### Provided data

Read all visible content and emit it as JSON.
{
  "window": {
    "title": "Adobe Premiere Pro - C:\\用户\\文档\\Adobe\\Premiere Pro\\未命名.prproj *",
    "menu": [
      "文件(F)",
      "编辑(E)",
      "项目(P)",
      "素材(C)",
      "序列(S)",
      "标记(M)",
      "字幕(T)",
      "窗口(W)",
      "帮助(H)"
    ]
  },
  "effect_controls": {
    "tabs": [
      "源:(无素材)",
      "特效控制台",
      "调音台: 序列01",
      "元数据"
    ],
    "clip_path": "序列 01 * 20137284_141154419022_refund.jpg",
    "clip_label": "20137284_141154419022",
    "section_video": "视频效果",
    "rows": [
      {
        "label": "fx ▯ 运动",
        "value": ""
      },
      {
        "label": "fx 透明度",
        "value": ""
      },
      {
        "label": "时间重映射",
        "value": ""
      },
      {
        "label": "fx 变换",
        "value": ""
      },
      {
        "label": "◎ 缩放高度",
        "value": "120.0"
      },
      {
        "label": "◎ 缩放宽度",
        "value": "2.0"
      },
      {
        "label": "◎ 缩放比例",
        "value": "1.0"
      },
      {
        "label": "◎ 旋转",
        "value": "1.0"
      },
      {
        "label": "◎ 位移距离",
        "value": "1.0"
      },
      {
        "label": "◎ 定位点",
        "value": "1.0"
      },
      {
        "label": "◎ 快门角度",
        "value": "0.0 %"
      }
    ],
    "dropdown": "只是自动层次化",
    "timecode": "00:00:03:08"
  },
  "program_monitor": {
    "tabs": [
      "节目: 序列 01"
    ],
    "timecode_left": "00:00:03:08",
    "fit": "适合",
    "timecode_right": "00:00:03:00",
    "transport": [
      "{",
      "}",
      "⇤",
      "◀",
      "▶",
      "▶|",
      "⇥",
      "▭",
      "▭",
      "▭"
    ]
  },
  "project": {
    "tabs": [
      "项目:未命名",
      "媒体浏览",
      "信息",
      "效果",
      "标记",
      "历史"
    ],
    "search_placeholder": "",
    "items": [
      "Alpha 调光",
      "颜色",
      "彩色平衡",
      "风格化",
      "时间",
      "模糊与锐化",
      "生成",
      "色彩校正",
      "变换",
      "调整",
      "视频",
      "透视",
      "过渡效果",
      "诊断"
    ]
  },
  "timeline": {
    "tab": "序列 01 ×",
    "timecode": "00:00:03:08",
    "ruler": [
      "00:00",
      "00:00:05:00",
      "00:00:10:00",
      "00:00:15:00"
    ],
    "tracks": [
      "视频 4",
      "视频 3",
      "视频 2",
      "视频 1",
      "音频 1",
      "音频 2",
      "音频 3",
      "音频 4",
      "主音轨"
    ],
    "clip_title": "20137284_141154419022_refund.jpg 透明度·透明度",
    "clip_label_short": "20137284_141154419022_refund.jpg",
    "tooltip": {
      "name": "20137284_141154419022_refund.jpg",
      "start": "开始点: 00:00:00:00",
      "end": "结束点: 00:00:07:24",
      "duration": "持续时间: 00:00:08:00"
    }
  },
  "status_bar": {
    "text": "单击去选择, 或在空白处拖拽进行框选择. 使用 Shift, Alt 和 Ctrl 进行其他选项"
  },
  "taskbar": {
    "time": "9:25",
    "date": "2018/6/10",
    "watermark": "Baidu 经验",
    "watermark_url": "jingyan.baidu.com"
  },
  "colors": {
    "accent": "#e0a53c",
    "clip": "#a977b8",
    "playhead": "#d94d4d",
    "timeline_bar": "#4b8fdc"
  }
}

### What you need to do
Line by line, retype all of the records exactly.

### Reply
Read all visible content and emit it as JSON.
{
  "window": {
    "title": "Adobe Premiere Pro - C:\\用户\\文档\\Adobe\\Premiere Pro\\未命名.prproj *",
    "menu": [
      "文件(F)",
      "编辑(E)",
      "项目(P)",
      "素材(C)",
      "序列(S)",
      "标记(M)",
      "字幕(T)",
      "窗口(W)",
      "帮助(H)"
    ]
  },
  "effect_controls": {
    "tabs": [
      "源:(无素材)",
      "特效控制台",
      "调音台: 序列01",
      "元数据"
    ],
    "clip_path": "序列 01 * 20137284_141154419022_refund.jpg",
    "clip_label": "20137284_141154419022",
    "section_video": "视频效果",
    "rows": [
      {
        "label": "fx ▯ 运动",
        "value": ""
      },
      {
        "label": "fx 透明度",
        "value": ""
      },
      {
        "label": "时间重映射",
        "value": ""
      },
      {
        "label": "fx 变换",
        "value": ""
      },
      {
        "label": "◎ 缩放高度",
        "value": "120.0"
      },
      {
        "label": "◎ 缩放宽度",
        "value": "2.0"
      },
      {
        "label": "◎ 缩放比例",
        "value": "1.0"
      },
      {
        "label": "◎ 旋转",
        "value": "1.0"
      },
      {
        "label": "◎ 位移距离",
        "value": "1.0"
      },
      {
        "label": "◎ 定位点",
        "value": "1.0"
      },
      {
        "label": "◎ 快门角度",
        "value": "0.0 %"
      }
    ],
    "dropdown": "只是自动层次化",
    "timecode": "00:00:03:08"
  },
  "program_monitor": {
    "tabs": [
      "节目: 序列 01"
    ],
    "timecode_left": "00:00:03:08",
    "fit": "适合",
    "timecode_right": "00:00:03:00",
    "transport": [
      "{",
      "}",
      "⇤",
      "◀",
      "▶",
      "▶|",
      "⇥",
      "▭",
      "▭",
      "▭"
    ]
  },
  "project": {
    "tabs": [
      "项目:未命名",
      "媒体浏览",
      "信息",
      "效果",
      "标记",
      "历史"
    ],
    "search_placeholder": "",
    "items": [
      "Alpha 调光",
      "颜色",
      "彩色平衡",
      "风格化",
      "时间",
      "模糊与锐化",
      "生成",
      "色彩校正",
      "变换",
      "调整",
      "视频",
      "透视",
      "过渡效果",
      "诊断"
    ]
  },
  "timeline": {
    "tab": "序列 01 ×",
    "timecode": "00:00:03:08",
    "ruler": [
      "00:00",
      "00:00:05:00",
      "00:00:10:00",
      "00:00:15:00"
    ],
    "tracks": [
      "视频 4",
      "视频 3",
      "视频 2",
      "视频 1",
      "音频 1",
      "音频 2",
      "音频 3",
      "音频 4",
      "主音轨"
    ],
    "clip_title": "20137284_141154419022_refund.jpg 透明度·透明度",
    "clip_label_short": "20137284_141154419022_refund.jpg",
    "tooltip": {
      "name": "20137284_141154419022_refund.jpg",
      "start": "开始点: 00:00:00:00",
      "end": "结束点: 00:00:07:24",
      "duration": "持续时间: 00:00:08:00"
    }
  },
  "status_bar": {
    "text": "单击去选择, 或在空白处拖拽进行框选择. 使用 Shift, Alt 和 Ctrl 进行其他选项"
  },
  "taskbar": {
    "time": "9:25",
    "date": "2018/6/10",
    "watermark": "Baidu 经验",
    "watermark_url": "jingyan.baidu.com"
  },
  "colors": {
    "accent": "#e0a53c",
    "clip": "#a977b8",
    "playhead": "#d94d4d",
    "timeline_bar": "#4b8fdc"
  }
}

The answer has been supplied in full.